The National Cancer Institute (NCI) and the National Human Genome Research Institute (NHGRI) are soliciting applications for research projects to develop highly innovative and novel genomic analysis technologies to provide new insights and understanding into the role of genetic alterations in cancer. This Funding Opportunity Announcement (FOA) is a component of The Cancer Genome Atlas (TCGA) Pilot Project recently announced by the NCI and the NHGRI. The overall aim of The Cancer Genome Atlas initiative is to accelerate the understanding of the molecular basis of cancer through the development and application of high resolution, high throughput genome analysis technologies in the study of human cancer. In addition, the TCGA Pilot Project is designed to assess the technical feasibility and clinical relevance of conducting a comprehensive analysis of genomic alterations found in human cancers. This funding opportunity uses the NIH Exploratory/Developmental (R21) grant mechanism and runs in parallel with two FOAs of similar scientific scope, RFA-CA-07-029 and RFA-CA-07-030, that solicit applications under the Small Business Innovation Research (SBIR) and the Small Business Technology Transfer (STTR) programs, respectively. RFA-CA-07-021 (NIHG 6/16/06)
The Centers for Disease Control and Prevention's National Institute for Occupational Safety and Health invites proposals to test interventions to reduce the health and safety hazards that threaten children working in agriculture. Three priority areas are: development and evaluation of new or existing enhanced control technologies; identification and implementation of strategies that encourage adults to adopt injury control methods to protect children and youths; and identification of the economic and/or social consequences of youths working on farms.
This multi-year funding partnership between the National Science Foundation (NSF) and the National Endowment for the Humanities (NEH) supports projects to develop and advance knowledge concerning endangered human languages.
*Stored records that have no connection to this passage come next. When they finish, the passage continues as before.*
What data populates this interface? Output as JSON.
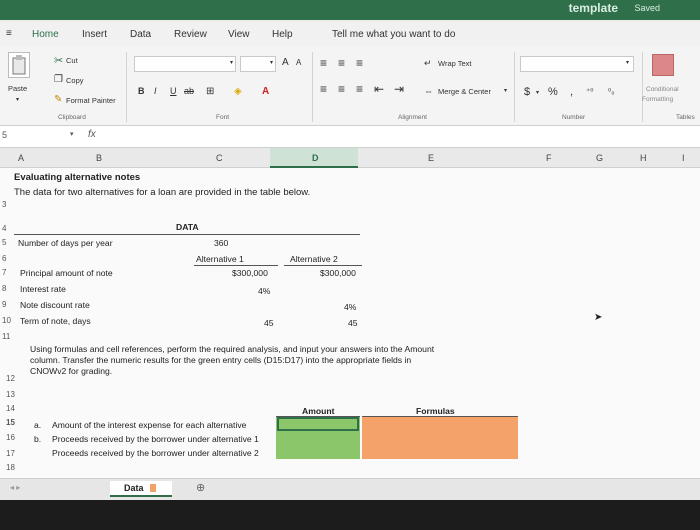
{
  "window": {
    "doc_title": "template",
    "status": "Saved"
  },
  "tabs": [
    "Home",
    "Insert",
    "Data",
    "Review",
    "View",
    "Help"
  ],
  "tell_me": "Tell me what you want to do",
  "ribbon": {
    "cut": "Cut",
    "copy": "Copy",
    "paste": "Paste",
    "format_painter": "Format Painter",
    "clipboard": "Clipboard",
    "font": "Font",
    "bold": "B",
    "italic": "I",
    "underline": "U",
    "wrap_text": "Wrap Text",
    "merge_center": "Merge & Center",
    "alignment": "Alignment",
    "number": "Number",
    "currency": "$",
    "percent": "%",
    "comma": ",",
    "conditional": "Conditional",
    "formatting": "Formatting",
    "tables": "Tables",
    "grow_font": "A",
    "shrink_font": "A"
  },
  "formula_bar": {
    "fx": "fx"
  },
  "columns": [
    "A",
    "B",
    "C",
    "D",
    "E",
    "F",
    "G",
    "H",
    "I"
  ],
  "rows": [
    "3",
    "4",
    "5",
    "6",
    "7",
    "8",
    "9",
    "10",
    "11",
    "12",
    "13",
    "14",
    "15",
    "16",
    "17",
    "18"
  ],
  "sheet": {
    "title": "Evaluating alternative notes",
    "subtitle": "The data for two alternatives for a loan are provided in the table below.",
    "data_header": "DATA",
    "days_label": "Number of days per year",
    "days_value": "360",
    "alt1": "Alternative 1",
    "alt2": "Alternative 2",
    "principal_label": "Principal amount of note",
    "principal_alt1": "$300,000",
    "principal_alt2": "$300,000",
    "interest_label": "Interest rate",
    "interest_alt1": "4%",
    "discount_label": "Note discount rate",
    "discount_alt2": "4%",
    "term_label": "Term of note, days",
    "term_alt1": "45",
    "term_alt2": "45",
    "instructions_line1": "Using formulas and cell references, perform the required analysis, and input your answers into the Amount",
    "instructions_line2": "column. Transfer the numeric results for the green entry cells (D15:D17) into the appropriate fields in",
    "instructions_line3": "CNOWv2 for grading.",
    "amount_header": "Amount",
    "formulas_header": "Formulas",
    "item_a": "a.",
    "item_a_text": "Amount of the interest expense for each alternative",
    "item_b": "b.",
    "item_b_text1": "Proceeds received by the borrower under alternative 1",
    "item_b_text2": "Proceeds received by the borrower under alternative 2"
  },
  "sheet_tab": "Data",
  "colors": {
    "entry_green": "#8cc66a",
    "formula_orange": "#f4a26a",
    "accent": "#2f6f4a"
  }
}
Made urgent by the imminent death of an estimated half of the 6000-7000 currently used human languages, this effort aims also to exploit advances in information technology. Funding will support fieldwork and other activities relevant to recording, documenting, and archiving endangered languages, including the preparation of lexicons, grammars, text samples, and databases. Funding will be available in the form of one to three year project grants as well as fellowships for up to twelve months. NSF 06-577 (Posted 6/12/06)
Funds are provided for Graduate Student Research Grants to support dissertation research by students who are working in partnership with Head Start programs. Doctoral students must have completed their Master's Degree or equivalent in the field of doctoral study and submitted formal notification to ACF by August 1, 2006. HHS-2006-ACF-OPRE-YD-0068 (GG 5/16/06)
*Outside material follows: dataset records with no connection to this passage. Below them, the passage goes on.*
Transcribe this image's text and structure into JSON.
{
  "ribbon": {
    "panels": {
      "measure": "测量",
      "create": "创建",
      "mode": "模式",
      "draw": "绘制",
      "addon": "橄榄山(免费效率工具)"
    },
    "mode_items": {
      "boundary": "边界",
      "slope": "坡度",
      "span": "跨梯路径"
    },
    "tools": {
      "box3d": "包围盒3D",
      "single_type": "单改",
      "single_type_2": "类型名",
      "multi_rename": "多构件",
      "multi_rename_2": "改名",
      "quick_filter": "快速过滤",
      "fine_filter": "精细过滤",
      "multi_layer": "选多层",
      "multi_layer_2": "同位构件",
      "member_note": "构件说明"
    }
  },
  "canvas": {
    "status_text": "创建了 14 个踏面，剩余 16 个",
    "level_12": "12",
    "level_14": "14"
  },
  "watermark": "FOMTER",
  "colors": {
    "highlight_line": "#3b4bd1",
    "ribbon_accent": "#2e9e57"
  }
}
The Phi Beta Kappa Society is pleased to announce a call for applications for the Walter J. Jensen Fellowship for French Language, Literature, and Culture. The Fellowship, which includes a stipend of $10,000 plus round-trip airfare, is available to support six months of continuous study and residency in France in the interests of providing scholars and educators a thorough and accurate understanding of French language, literature, and culture. The scholarship may be ideal for recent graduates of French and/or Education programs, especially those committed to teaching French at the secondary level or above. Candidates must be U.S. citizens under the age of 40 who can demonstrate their career does or will involve active use of the French language.